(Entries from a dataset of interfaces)
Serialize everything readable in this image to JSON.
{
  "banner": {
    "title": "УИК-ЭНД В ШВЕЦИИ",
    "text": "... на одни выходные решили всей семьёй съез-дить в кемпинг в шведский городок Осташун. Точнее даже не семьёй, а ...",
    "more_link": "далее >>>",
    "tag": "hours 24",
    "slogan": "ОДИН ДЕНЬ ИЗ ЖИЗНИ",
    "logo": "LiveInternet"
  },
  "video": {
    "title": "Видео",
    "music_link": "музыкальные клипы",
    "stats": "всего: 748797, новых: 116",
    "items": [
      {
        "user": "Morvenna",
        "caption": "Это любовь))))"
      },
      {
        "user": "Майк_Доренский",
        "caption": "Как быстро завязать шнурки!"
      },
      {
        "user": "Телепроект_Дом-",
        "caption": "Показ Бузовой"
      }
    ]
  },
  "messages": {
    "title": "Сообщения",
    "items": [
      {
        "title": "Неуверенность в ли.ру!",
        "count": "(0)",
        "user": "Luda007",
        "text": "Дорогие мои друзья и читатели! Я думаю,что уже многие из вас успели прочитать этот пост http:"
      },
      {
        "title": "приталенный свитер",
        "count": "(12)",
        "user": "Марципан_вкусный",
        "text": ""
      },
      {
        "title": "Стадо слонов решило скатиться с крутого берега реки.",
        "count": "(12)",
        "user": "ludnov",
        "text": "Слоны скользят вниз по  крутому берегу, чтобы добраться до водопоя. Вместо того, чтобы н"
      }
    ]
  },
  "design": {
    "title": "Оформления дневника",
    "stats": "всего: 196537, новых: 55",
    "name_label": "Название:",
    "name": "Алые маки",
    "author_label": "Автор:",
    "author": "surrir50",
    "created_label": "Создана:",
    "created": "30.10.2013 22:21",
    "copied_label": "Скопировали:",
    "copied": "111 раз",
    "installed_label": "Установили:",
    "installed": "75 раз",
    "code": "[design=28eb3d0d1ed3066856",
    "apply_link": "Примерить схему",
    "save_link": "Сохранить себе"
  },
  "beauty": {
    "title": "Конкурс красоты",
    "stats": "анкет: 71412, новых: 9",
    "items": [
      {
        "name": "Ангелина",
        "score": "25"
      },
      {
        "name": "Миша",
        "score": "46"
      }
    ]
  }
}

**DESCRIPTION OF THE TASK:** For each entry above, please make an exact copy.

**TASK SOLUTION:**
Serialize everything readable in this image to JSON.
{
  "banner": {
    "title": "УИК-ЭНД В ШВЕЦИИ",
    "text": "... на одни выходные решили всей семьёй съез-дить в кемпинг в шведский городок Осташун. Точнее даже не семьёй, а ...",
    "more_link": "далее >>>",
    "tag": "hours 24",
    "slogan": "ОДИН ДЕНЬ ИЗ ЖИЗНИ",
    "logo": "LiveInternet"
  },
  "video": {
    "title": "Видео",
    "music_link": "музыкальные клипы",
    "stats": "всего: 748797, новых: 116",
    "items": [
      {
        "user": "Morvenna",
        "caption": "Это любовь))))"
      },
      {
        "user": "Майк_Доренский",
        "caption": "Как быстро завязать шнурки!"
      },
      {
        "user": "Телепроект_Дом-",
        "caption": "Показ Бузовой"
      }
    ]
  },
  "messages": {
    "title": "Сообщения",
    "items": [
      {
        "title": "Неуверенность в ли.ру!",
        "count": "(0)",
        "user": "Luda007",
        "text": "Дорогие мои друзья и читатели! Я думаю,что уже многие из вас успели прочитать этот пост http:"
      },
      {
        "title": "приталенный свитер",
        "count": "(12)",
        "user": "Марципан_вкусный",
        "text": ""
      },
      {
        "title": "Стадо слонов решило скатиться с крутого берега реки.",
        "count": "(12)",
        "user": "ludnov",
        "text": "Слоны скользят вниз по  крутому берегу, чтобы добраться до водопоя. Вместо того, чтобы н"
      }
    ]
  },
  "design": {
    "title": "Оформления дневника",
    "stats": "всего: 196537, новых: 55",
    "name_label": "Название:",
    "name": "Алые маки",
    "author_label": "Автор:",
    "author": "surrir50",
    "created_label": "Создана:",
    "created": "30.10.2013 22:21",
    "copied_label": "Скопировали:",
    "copied": "111 раз",
    "installed_label": "Установили:",
    "installed": "75 раз",
    "code": "[design=28eb3d0d1ed3066856",
    "apply_link": "Примерить схему",
    "save_link": "Сохранить себе"
  },
  "beauty": {
    "title": "Конкурс красоты",
    "stats": "анкет: 71412, новых: 9",
    "items": [
      {
        "name": "Ангелина",
        "score": "25"
      },
      {
        "name": "Миша",
        "score": "46"
      }
    ]
  }
}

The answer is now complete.